Many attempts have been made at producing consistency where none is found, icon normalization is just one of them. Samsung phones put all icons on a squircle badge, Xiaomi phones offer multiple approaches ranging from badging and masking to replacing icons with huge icon packs to replace every icon on your homescreen.
Perhaps the most successful approach has been that of the iPhone, and probably due to the rather strict limitations imposed: no transparency, therefore no custom silhuettes. Every icon gets cropped into a rounded rectangle. Even then, icons on the iPhone differ wildly in style.
The story is the same on Windows and macOS. Windows 8 and 10 courageously tried to retire the app icon in favor of live tiles that could even be resized, so the user had more control of the aesthetics, and recommending flat white, fairly easily designed motifs:
Spot the odd one out
… but even then, no matter how specific your guidelines for app icon designs are, designers can choose to not follow them.
Even if the guidelines were enforced, I suppose, there’s no guarantee the results would be consistent.
The Why of App Icons
It’s always prudent to ask the question: what problems are we trying to solve? Why are there app icons in the first place? I suspect Microsoft asked the same question, leading them to try live tiles.
The obvious answer is that app icons exist because apps exist, and apps work in a specific way. Your operating system provides a platform on which an app runs, and it’s then the job of the app to solve problems, give information, make you productive. If you need to write text, you open a writing app. If you need to edit photos, you open a photo editing app. This is how it’s always been. But will it stay this way?
We have to go deeper!
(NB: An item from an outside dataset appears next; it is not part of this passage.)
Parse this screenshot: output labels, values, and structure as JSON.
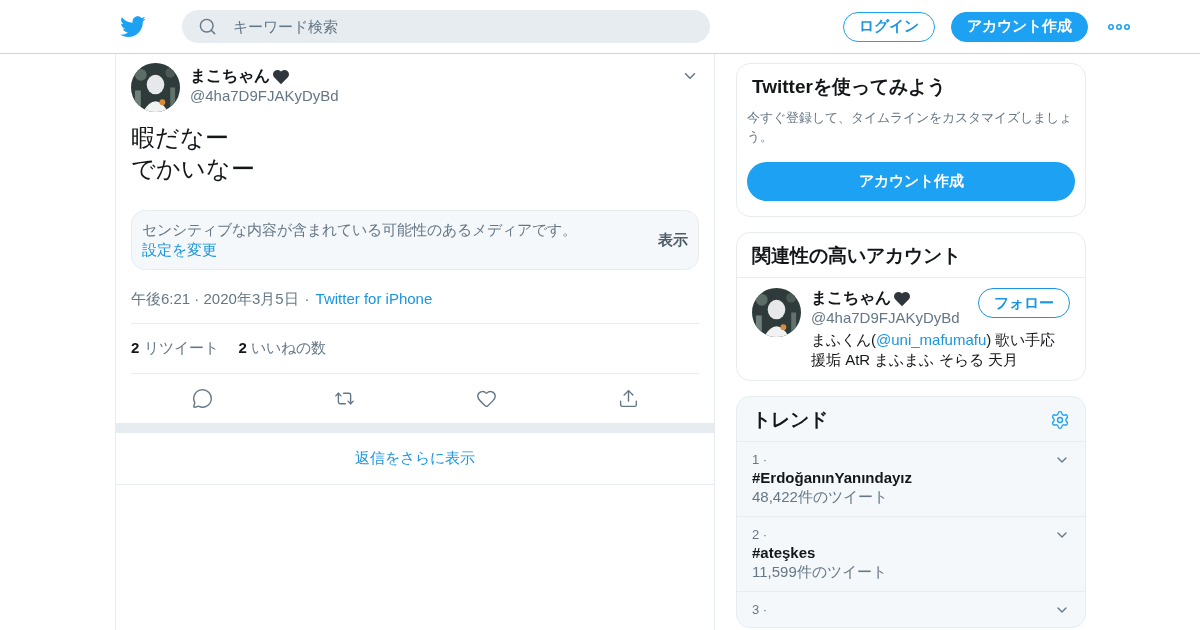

Why did you want to write text? Why did you want to edit a photo? What happens to the text when you’re done writing, are you going to send it somewhere, publish it? What happens to the photo when you’re done editing?
What if the operating system was intent-based instead of just a platform for a wild west of apps? You want to call someone, use the operating system dialer, but use it with WhatsApp. Want to make a reminder? Use voice actions, but save it in Evernote. Want to listen to music? Press the play button, which you mapped to Spotify instead of Apple Music.
We’re getting ahead of ourselves, and I still have that upcoming post about how apps might look in the future — Update:here’s that post. But the point is — perhaps app icons don’t really matter in the future. Perhaps the platforms of the future finally break the shackles of “a grid of icons” and relieve us of the menial tasks of jumping in and out of apps. In such a future, perhaps an app doesn’t even need an icon — perhaps the app is more like a plugin that hooks into touch points of the operating system, replacing or giving alternatives to what’s already there.
Keeping such a future in mind, it’s hard not to look at Google’s round-icon efforts and smile like a loving parent: aaw that’s so cute, bless your heart for trying!
I like round icons. I like silhouetted icons. I like really well-designed icons, and I love that Google and Microsoft are trying their best to foster consistency among app icons. But perhaps the battle won’t be relevant in a few years. There will still be good designs and bad designs, of course, but perhaps that battle won’t be fought on your homescreen or desktop.